Things to Do in Belfast
Top Attractions in Belfast
Cities in United Kingdom
Other Sightseeing Options in Belfast
Want to discover all there is to do in Belfast? Click here for a full list.
What people are saying about Belfast
No stone left unturned. The personal stories of those who survived and those who didn’t was very touching. The attention to detail as regards the sheer scale and magnitude of the workmanship and materials used to build the Titanic was fascinating and illustrated quite intensely which showed a great depiction and insight into life in Belfast for many at that time. Arguably the best exhibition on the island of Ireland.

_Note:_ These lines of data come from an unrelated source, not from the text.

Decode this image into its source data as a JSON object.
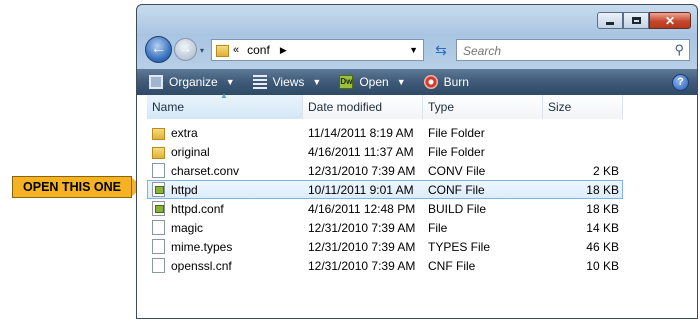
{
  "callout": {
    "text": "OPEN THIS ONE"
  },
  "nav": {
    "history_glyph": "▾",
    "breadcrumb_overflow": "«",
    "breadcrumb": "conf",
    "crumb_arrow": "▶",
    "address_dropdown": "▼",
    "refresh_icon": "refresh-icon"
  },
  "search": {
    "placeholder": "Search"
  },
  "toolbar": {
    "organize": "Organize",
    "views": "Views",
    "open": "Open",
    "burn": "Burn",
    "dropdown_glyph": "▼",
    "open_app_badge": "Dw"
  },
  "columns": {
    "name": "Name",
    "date": "Date modified",
    "type": "Type",
    "size": "Size"
  },
  "files": [
    {
      "name": "extra",
      "date": "11/14/2011 8:19 AM",
      "type": "File Folder",
      "size": "",
      "icon": "folder-icon"
    },
    {
      "name": "original",
      "date": "4/16/2011 11:37 AM",
      "type": "File Folder",
      "size": "",
      "icon": "folder-icon"
    },
    {
      "name": "charset.conv",
      "date": "12/31/2010 7:39 AM",
      "type": "CONV File",
      "size": "2 KB",
      "icon": "file-icon"
    },
    {
      "name": "httpd",
      "date": "10/11/2011 9:01 AM",
      "type": "CONF File",
      "size": "18 KB",
      "icon": "dreamweaver-file-icon",
      "selected": true
    },
    {
      "name": "httpd.conf",
      "date": "4/16/2011 12:48 PM",
      "type": "BUILD File",
      "size": "18 KB",
      "icon": "dreamweaver-file-icon"
    },
    {
      "name": "magic",
      "date": "12/31/2010 7:39 AM",
      "type": "File",
      "size": "14 KB",
      "icon": "file-icon"
    },
    {
      "name": "mime.types",
      "date": "12/31/2010 7:39 AM",
      "type": "TYPES File",
      "size": "46 KB",
      "icon": "file-icon"
    },
    {
      "name": "openssl.cnf",
      "date": "12/31/2010 7:39 AM",
      "type": "CNF File",
      "size": "10 KB",
      "icon": "file-icon"
    }
  ],
  "colors": {
    "callout": "#f5b324",
    "toolbar": "#3e5a78",
    "selection": "#dcecfb",
    "close_button": "#c6472b"
  }
}
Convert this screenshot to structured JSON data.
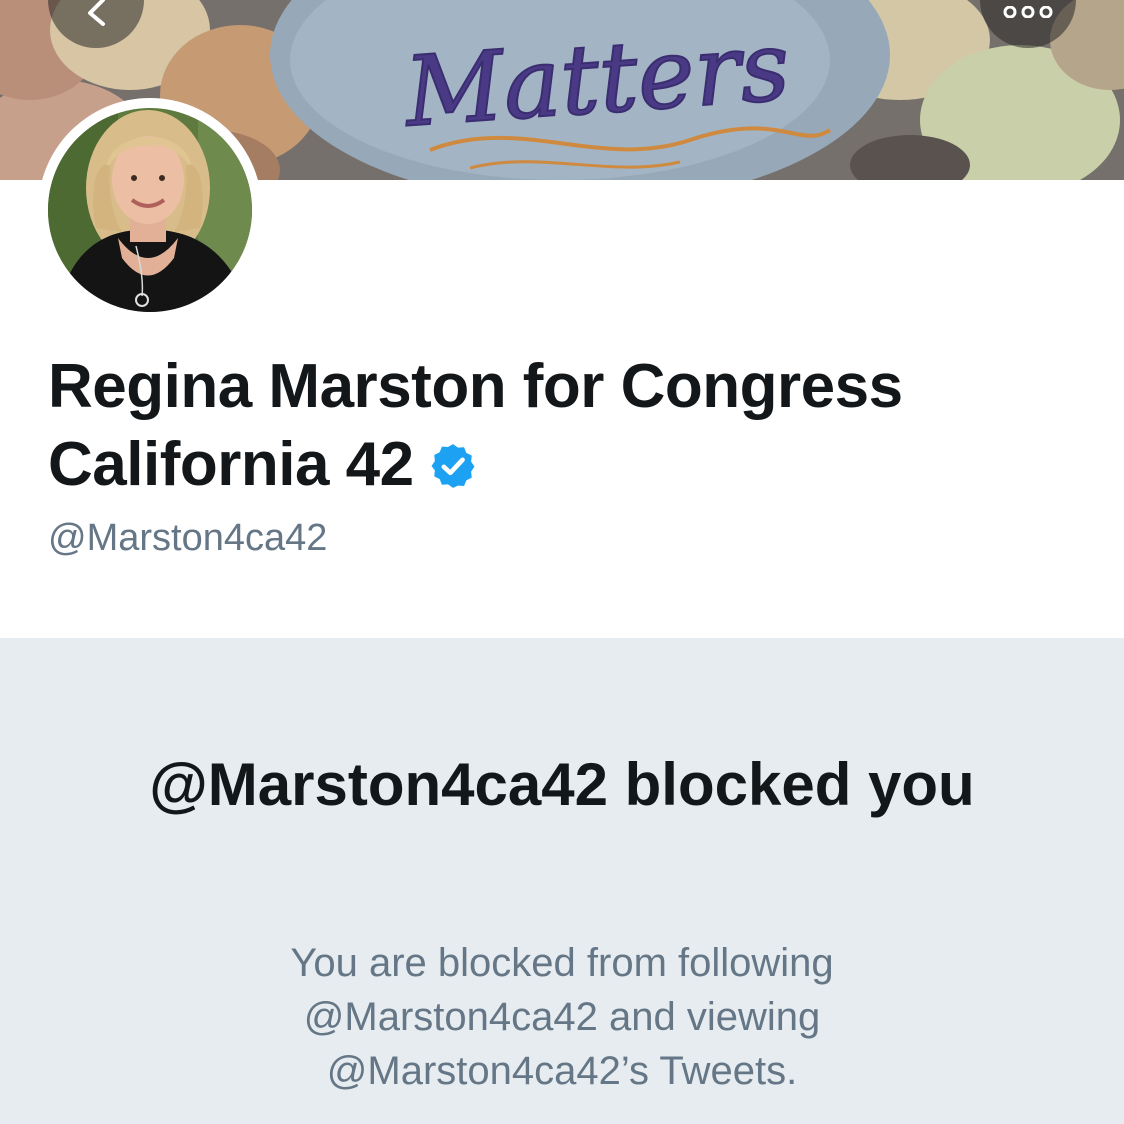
{
  "banner": {
    "painted_text": "Matters",
    "back_icon": "chevron-left-icon",
    "more_icon": "more-dots-icon"
  },
  "profile": {
    "name_line1": "Regina Marston for Congress",
    "name_line2": "California 42",
    "verified_icon": "verified-badge-icon",
    "handle": "@Marston4ca42"
  },
  "blocked": {
    "title": "@Marston4ca42 blocked you",
    "description_line1": "You are blocked from following",
    "description_line2": "@Marston4ca42 and viewing",
    "description_line3": "@Marston4ca42’s Tweets."
  },
  "colors": {
    "verified_blue": "#1da1f2",
    "text_primary": "#14171a",
    "text_secondary": "#657786",
    "blocked_background": "#e6ecf0"
  }
}
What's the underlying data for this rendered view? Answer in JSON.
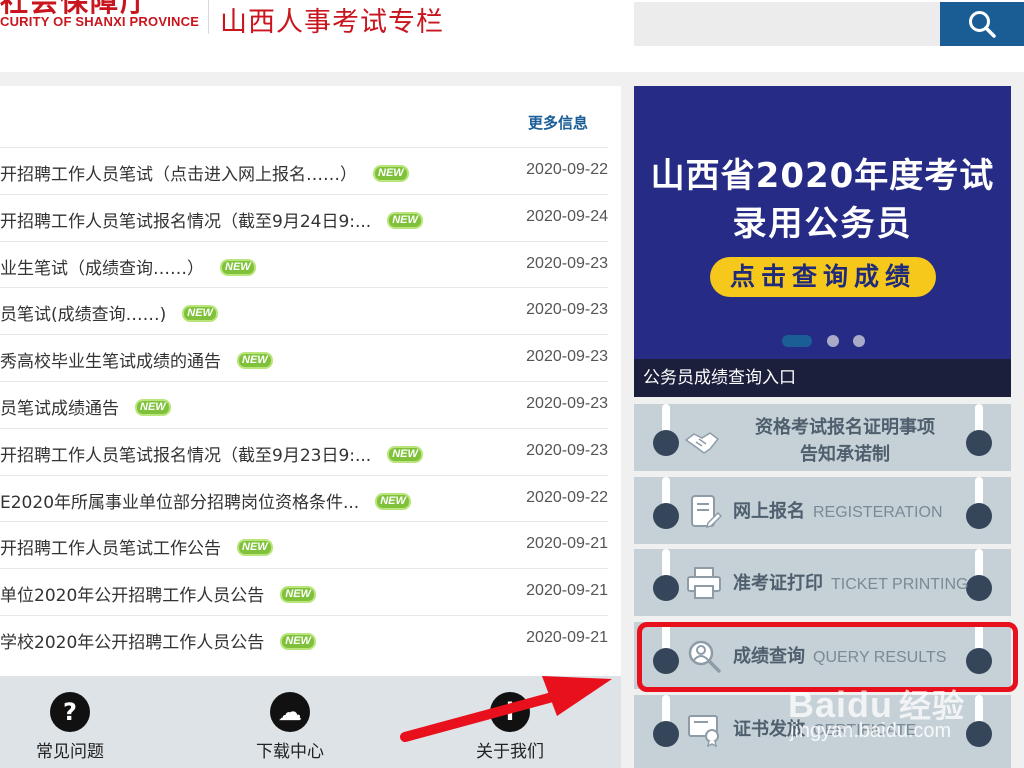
{
  "header": {
    "logo_cn_cut": "社会保障厅",
    "logo_en": "CURITY OF SHANXI PROVINCE",
    "logo_title": "山西人事考试专栏",
    "search_placeholder": ""
  },
  "news": {
    "more_label": "更多信息",
    "new_badge": "NEW",
    "items": [
      {
        "title": "开招聘工作人员笔试（点击进入网上报名……）",
        "date": "2020-09-22"
      },
      {
        "title": "开招聘工作人员笔试报名情况（截至9月24日9:...",
        "date": "2020-09-24"
      },
      {
        "title": "业生笔试（成绩查询……）",
        "date": "2020-09-23"
      },
      {
        "title": "员笔试(成绩查询……)",
        "date": "2020-09-23"
      },
      {
        "title": "秀高校毕业生笔试成绩的通告",
        "date": "2020-09-23"
      },
      {
        "title": "员笔试成绩通告",
        "date": "2020-09-23"
      },
      {
        "title": "开招聘工作人员笔试报名情况（截至9月23日9:...",
        "date": "2020-09-23"
      },
      {
        "title": "E2020年所属事业单位部分招聘岗位资格条件...",
        "date": "2020-09-22"
      },
      {
        "title": "开招聘工作人员笔试工作公告",
        "date": "2020-09-21"
      },
      {
        "title": "单位2020年公开招聘工作人员公告",
        "date": "2020-09-21"
      },
      {
        "title": "学校2020年公开招聘工作人员公告",
        "date": "2020-09-21"
      }
    ]
  },
  "bottom_nav": [
    {
      "label": "常见问题",
      "icon": "?"
    },
    {
      "label": "下载中心",
      "icon": "☁"
    },
    {
      "label": "关于我们",
      "icon": "i"
    }
  ],
  "banner": {
    "line1": "山西省2020年度考试",
    "line2": "录用公务员",
    "button": "点击查询成绩",
    "caption": "公务员成绩查询入口",
    "active_slide": 1,
    "slide_count": 3
  },
  "services": [
    {
      "title": "资格考试报名证明事项",
      "title2": "告知承诺制",
      "en": "",
      "icon": "handshake-icon"
    },
    {
      "title": "网上报名",
      "en": "REGISTERATION",
      "icon": "form-icon"
    },
    {
      "title": "准考证打印",
      "en": "TICKET PRINTING",
      "icon": "printer-icon"
    },
    {
      "title": "成绩查询",
      "en": "QUERY RESULTS",
      "icon": "search-user-icon"
    },
    {
      "title": "证书发放",
      "en": "CERTIFICATE",
      "icon": "certificate-icon"
    }
  ],
  "watermark": {
    "brand": "Baidu",
    "brand_cn": "经验",
    "url": "jingyan.baidu.com"
  },
  "colors": {
    "brand_red": "#c9151e",
    "link_blue": "#1b5e96",
    "banner_bg": "#262b86",
    "banner_button": "#f7c81c",
    "highlight": "#e8101c"
  }
}
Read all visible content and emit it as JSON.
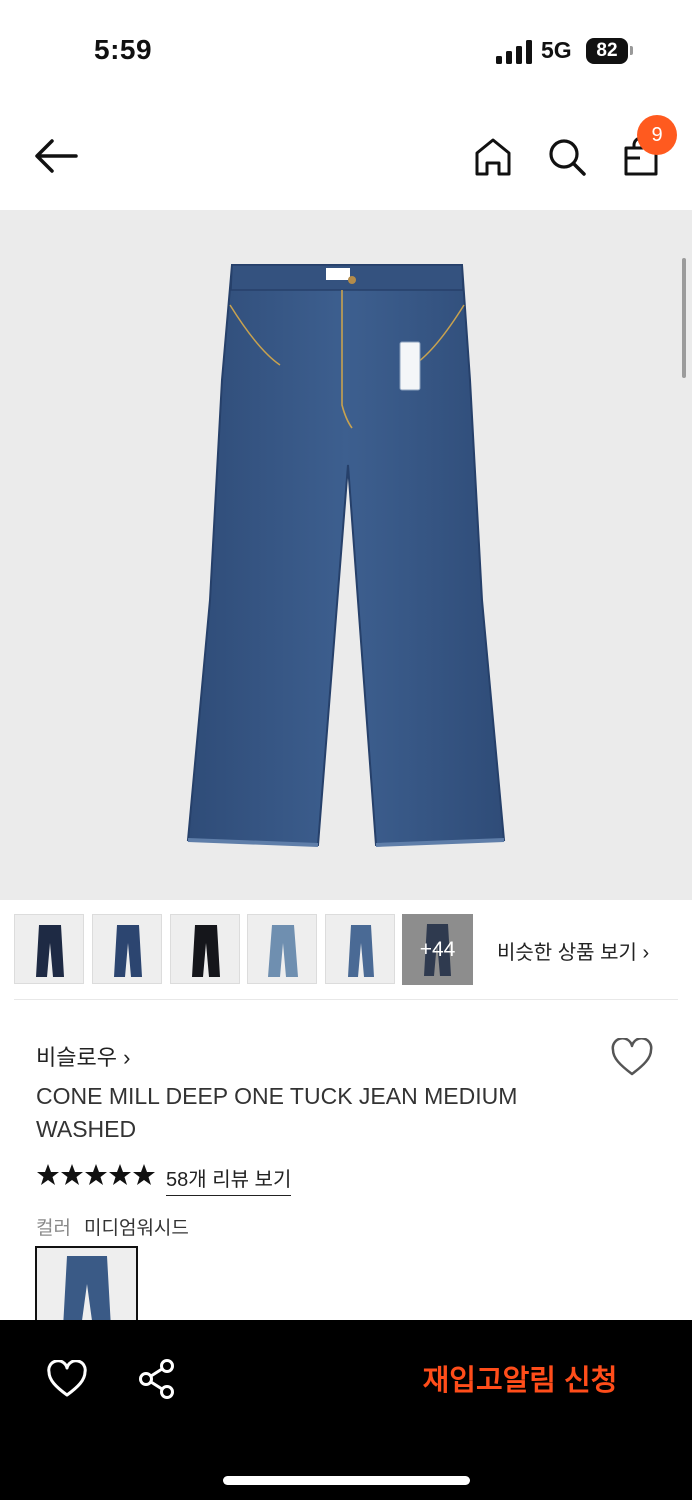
{
  "status_bar": {
    "time": "5:59",
    "network": "5G",
    "battery": "82"
  },
  "header": {
    "cart_count": "9"
  },
  "thumbnails": {
    "more_count": "+44",
    "similar_label": "비슷한 상품 보기 ›"
  },
  "product": {
    "brand": "비슬로우 ›",
    "title": "CONE MILL DEEP ONE TUCK JEAN MEDIUM WASHED",
    "rating_stars": 5,
    "review_link": "58개 리뷰 보기",
    "color_label": "컬러",
    "color_value": "미디엄워시드"
  },
  "bottom_bar": {
    "restock_label": "재입고알림 신청"
  },
  "colors": {
    "accent": "#ff5a1f",
    "restock_text": "#ff4d1a",
    "denim": "#3a5a86",
    "hero_bg": "#ebebeb"
  }
}
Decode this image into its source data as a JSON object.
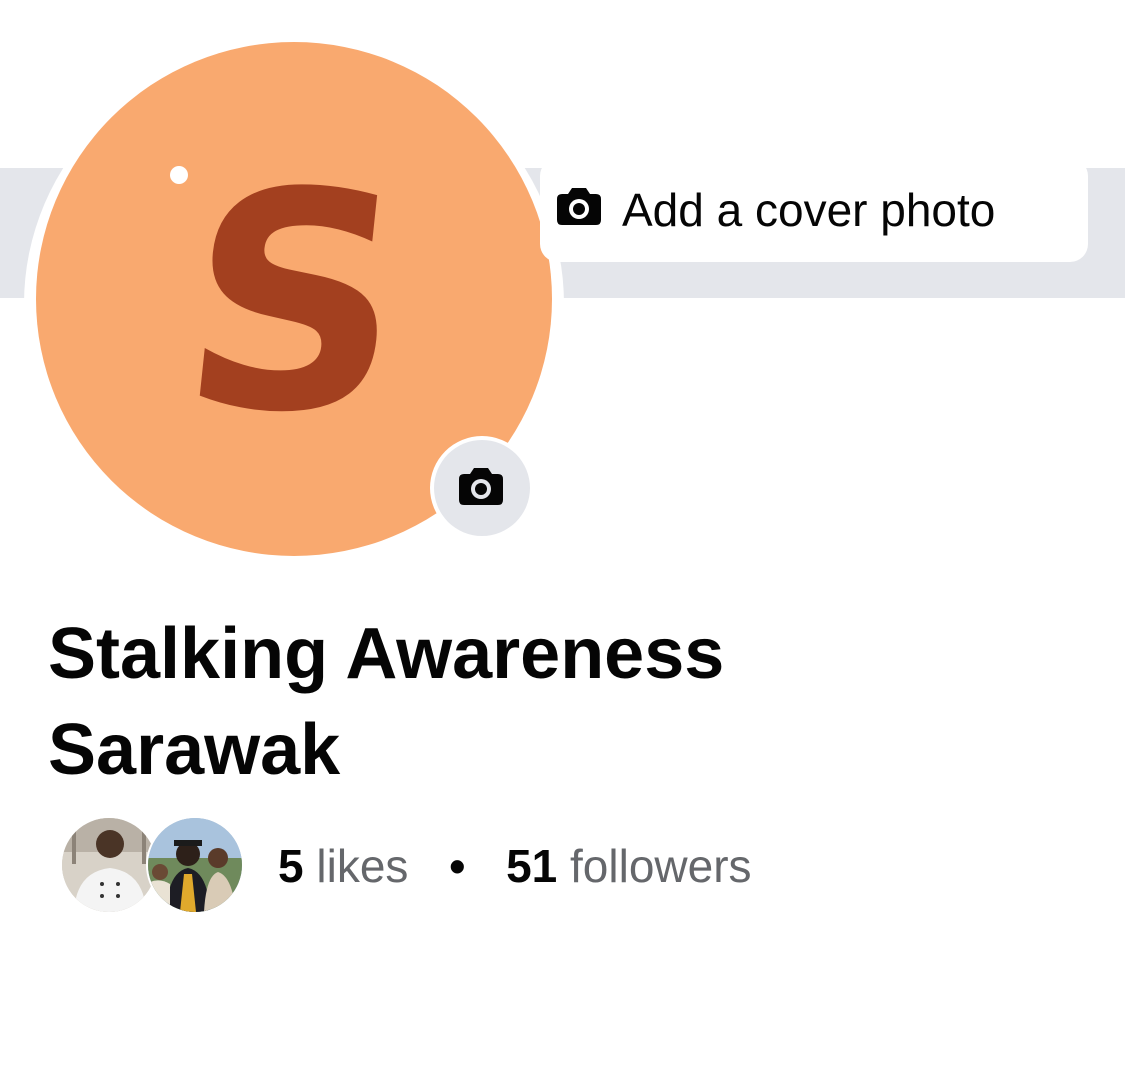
{
  "cover": {
    "add_cover_label": "Add a cover photo",
    "icon": "camera-icon"
  },
  "avatar": {
    "letter": "S",
    "background": "#f9a96f",
    "letter_color": "#a3401f",
    "camera_icon": "camera-icon"
  },
  "page": {
    "name": "Stalking Awareness Sarawak"
  },
  "stats": {
    "likes_count": "5",
    "likes_label": "likes",
    "separator": "•",
    "followers_count": "51",
    "followers_label": "followers"
  },
  "colors": {
    "cover_gray": "#e4e6eb",
    "text_primary": "#050505",
    "text_secondary": "#65676b"
  }
}
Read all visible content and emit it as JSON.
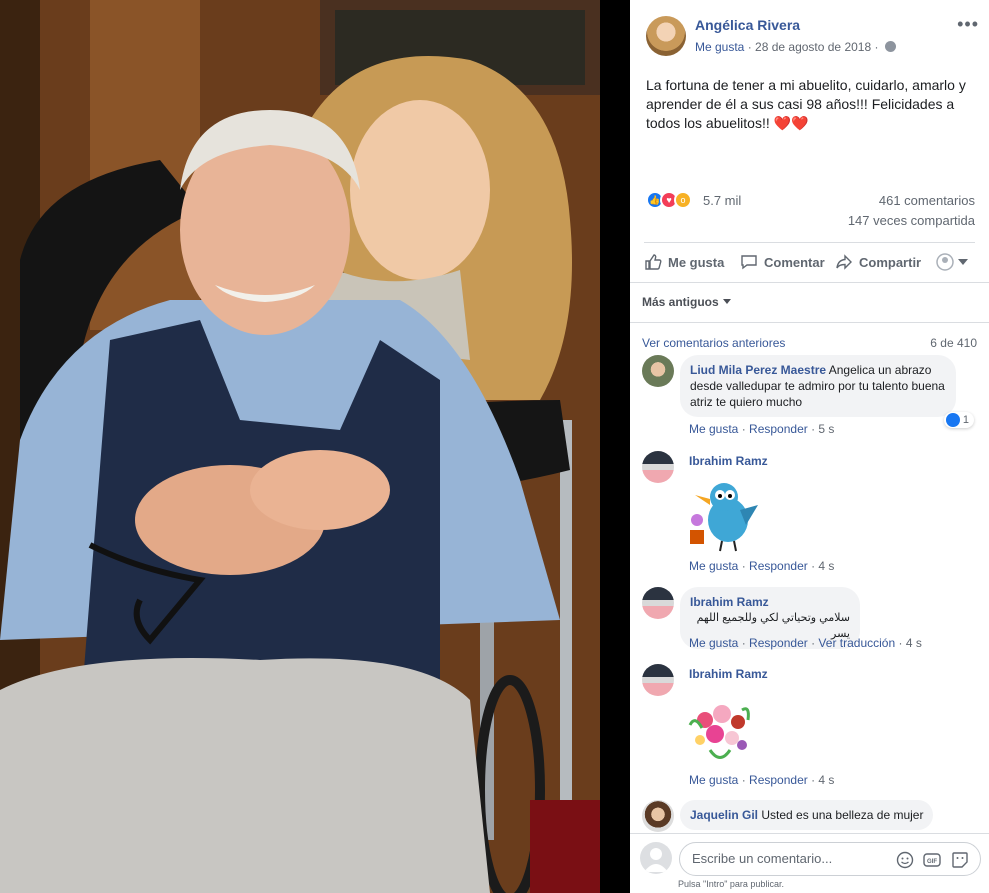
{
  "post": {
    "author": "Angélica Rivera",
    "like_page": "Me gusta",
    "separator": " · ",
    "date": "28 de agosto de 2018",
    "separator2": " · ",
    "text": "La fortuna de tener a mi abuelito, cuidarlo, amarlo y aprender de él a sus casi 98 años!!! Felicidades a todos los abuelitos!! ❤️❤️",
    "more_icon": "more-dots-icon",
    "privacy_icon": "globe-icon"
  },
  "reactions": {
    "count": "5.7 mil",
    "comments": "461 comentarios",
    "shares": "147 veces compartida",
    "icons": [
      "like-reaction-icon",
      "love-reaction-icon",
      "wow-reaction-icon"
    ]
  },
  "actions": {
    "like": "Me gusta",
    "comment": "Comentar",
    "share": "Compartir"
  },
  "sort": {
    "label": "Más antiguos"
  },
  "comments_header": {
    "previous": "Ver comentarios anteriores",
    "count": "6 de 410"
  },
  "comments": [
    {
      "name": "Liud Mila Perez Maestre",
      "text": "Angelica un abrazo desde valledupar te admiro por tu talento buena atriz te quiero mucho",
      "like": "Me gusta",
      "reply": "Responder",
      "time": "5 s",
      "reactions": "1"
    },
    {
      "name": "Ibrahim Ramz",
      "sticker": "bird-with-flower-sticker",
      "like": "Me gusta",
      "reply": "Responder",
      "time": "4 s"
    },
    {
      "name": "Ibrahim Ramz",
      "text": "سلامي وتحياتي لكي وللجميع اللهم يسر",
      "like": "Me gusta",
      "reply": "Responder",
      "translate": "Ver traducción",
      "time": "4 s"
    },
    {
      "name": "Ibrahim Ramz",
      "sticker": "flower-bouquet-sticker",
      "like": "Me gusta",
      "reply": "Responder",
      "time": "4 s"
    },
    {
      "name": "Jaquelin Gil",
      "text": "Usted es una belleza de mujer"
    }
  ],
  "compose": {
    "placeholder": "Escribe un comentario...",
    "hint": "Pulsa \"Intro\" para publicar."
  },
  "colors": {
    "link": "#385898",
    "muted": "#606770",
    "bubble": "#f2f3f5",
    "like_blue": "#1877f2",
    "love_red": "#f33e58",
    "wow_yellow": "#f7b125"
  }
}
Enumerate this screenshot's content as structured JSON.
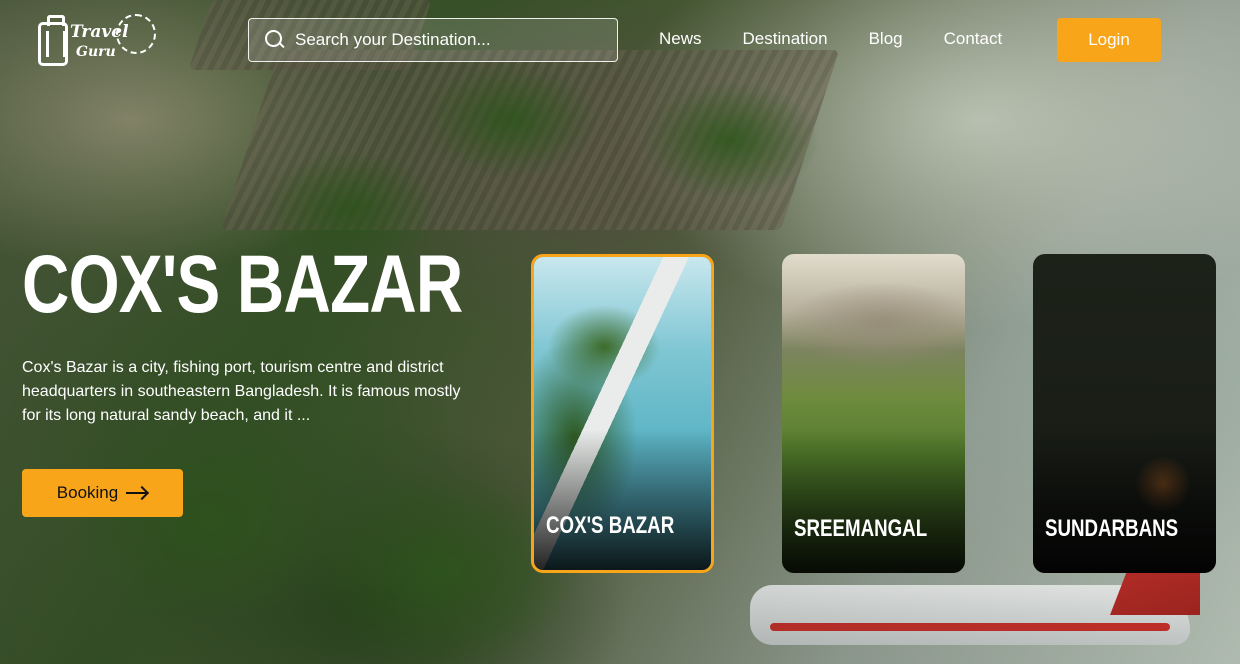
{
  "brand": {
    "line1": "Travel",
    "line2": "Guru"
  },
  "search": {
    "placeholder": "Search your Destination..."
  },
  "nav": {
    "items": [
      "News",
      "Destination",
      "Blog",
      "Contact"
    ]
  },
  "login_label": "Login",
  "hero": {
    "title": "COX'S BAZAR",
    "description": "Cox's Bazar is a city, fishing port, tourism centre and district headquarters in southeastern Bangladesh. It is famous mostly for its long natural sandy beach, and it ...",
    "booking_label": "Booking"
  },
  "cards": [
    {
      "label": "COX'S BAZAR",
      "active": true
    },
    {
      "label": "SREEMANGAL",
      "active": false
    },
    {
      "label": "SUNDARBANS",
      "active": false
    }
  ],
  "colors": {
    "accent": "#f9a51a",
    "text": "#ffffff"
  }
}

The tour provided a vital complement and contrast to the stately architecture and impressive pubs and shops of Belfast city centre. Both of our guides - Jack & Mark - made a point of being were very welcoming, open and honest. I feared I would feel a voyeur but Jack & Mark both conveyed the sense that they want people to know more about what happened in the Troubles, and how things are today, so that understanding can be improved on all sides. The people in the streets we walked through did not seem to mind the presence of incomers staring at their houses, shops, murals and memorials. That seemed quite an irony - these segregated, sectarian communities on both sides are welcoming groups of people who might be from anywhere, and of any political and religious persuasion. It felt difficult to comprehend the horrific things which have taken place as the physical damage from the Troubles has all been cleared and repaired, but the murals and the personal stories on show made it real.
Sharleen and Sean were a great team. They made the tour interesting and enjoyable and kept things running smoothly. We saw lots of different scenery, heard many interesting stories and whether you’re a GOT fan or not, this is a great tour. Will be more than happy to recommend this tour to my friends. Sharleen’s sense of humour and knowledge was great. She made things interesting but didn’t talk us to death all day. What great representatives they both are for tourism in Northern Ireland. Would definitely be happy to tour with them again.
Tour guide and bus driver were very friendly and funny. Had excellent knowledge of all the locations. Made the day so much better.
We enjoyed the trip very much. Gavin, our Tour guide and Captain John, the bus driver were really nice and attentive. We would also book a tour again.